The UN Study on Violence Against Children was informed by the concept of violence reflected in the Convention on the Rights of the Child, especially in articles 19, 34 and 37, other human rights treaties and human rights instruments such as the 1993 Declaration on the Elimination of Violence against Women.

In accordance with article 19 of the Convention and the work of the Committee on the Rights of the Child, violence, for the purpose of the study, included:

"all forms of physical or mental violence, injury and abuse, neglect or negligent treatment, maltreatment or exploitation, including sexual abuse"

The study was also underpinned by the general definition of child abuse agreed by the experts participating in the WHO Consultation on Child Abuse Prevention in 1999:

“child abuse or maltreatment constitutes all forms of physical and/or emotional ill-treatment, sexual abuse, neglect or negligent treatment or commercial or other exploitation, resulting in actual or potential harm to the child’s health, survival, development or dignity in the context of a relationship of responsibility, trust or power.”

The settings of the Violence Study

By 'settings' we are referring to subsections, or areas of study in which violence may occur. You can also view relevant resources linked to each setting  in the CRIN database. Or use the Search

1. Violence in the home and family: Includes infanticide, physical, psychological and sexual violence

2. Violence in schools and education settings: This includes violent and humiliating discipline, physical, emotional, and sexual violence and harassment, and bullying in special schools (including military schools) and mainstream schools.

3. Violence in institutions: Includes violence in alternative care situations such as orphanages, foster and other care homes, NGO shelters, and institutions for disabled children and young people. 

4. Violence in the community and on the streets: Including children in conflict with the law, gang violence and children and young people involved in organised crime, but not "war" situations.
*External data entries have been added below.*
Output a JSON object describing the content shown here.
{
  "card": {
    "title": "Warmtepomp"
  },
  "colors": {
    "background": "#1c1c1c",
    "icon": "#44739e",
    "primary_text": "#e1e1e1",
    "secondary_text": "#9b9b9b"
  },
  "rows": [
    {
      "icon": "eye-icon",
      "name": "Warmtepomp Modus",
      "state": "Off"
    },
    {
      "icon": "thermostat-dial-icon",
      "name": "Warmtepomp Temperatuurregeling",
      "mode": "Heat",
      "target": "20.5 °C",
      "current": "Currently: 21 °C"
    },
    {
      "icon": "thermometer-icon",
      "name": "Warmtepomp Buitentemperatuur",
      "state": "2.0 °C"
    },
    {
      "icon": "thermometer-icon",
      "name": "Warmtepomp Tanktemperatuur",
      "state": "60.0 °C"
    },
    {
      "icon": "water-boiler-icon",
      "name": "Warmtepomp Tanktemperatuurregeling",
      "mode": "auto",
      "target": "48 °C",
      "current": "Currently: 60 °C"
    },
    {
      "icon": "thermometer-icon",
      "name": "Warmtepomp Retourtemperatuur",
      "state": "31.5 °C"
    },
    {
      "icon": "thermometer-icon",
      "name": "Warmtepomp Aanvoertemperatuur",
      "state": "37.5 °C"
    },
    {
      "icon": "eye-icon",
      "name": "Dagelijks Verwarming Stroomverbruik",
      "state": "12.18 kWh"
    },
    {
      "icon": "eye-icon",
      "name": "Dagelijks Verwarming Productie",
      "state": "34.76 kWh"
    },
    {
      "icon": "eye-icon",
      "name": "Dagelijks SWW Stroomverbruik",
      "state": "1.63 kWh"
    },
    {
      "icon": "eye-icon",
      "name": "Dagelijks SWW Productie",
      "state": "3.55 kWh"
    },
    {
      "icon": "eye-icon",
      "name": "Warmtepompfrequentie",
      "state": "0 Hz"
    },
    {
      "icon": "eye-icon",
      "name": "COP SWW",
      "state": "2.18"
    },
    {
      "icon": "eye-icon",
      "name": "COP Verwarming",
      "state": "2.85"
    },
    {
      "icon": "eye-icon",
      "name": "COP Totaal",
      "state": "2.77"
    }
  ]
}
Also includes private security guards, death squads and vigilantes, as well as harmful traditional practices. 

5. Violence in work situations: Includes children in domestic work, trafficking (for forced labour and sexual exploitation), commercial sexual exploitation, (includes sex tourism), and child labour in hazardous conditions.

Violence Categories

Physical and psychological violence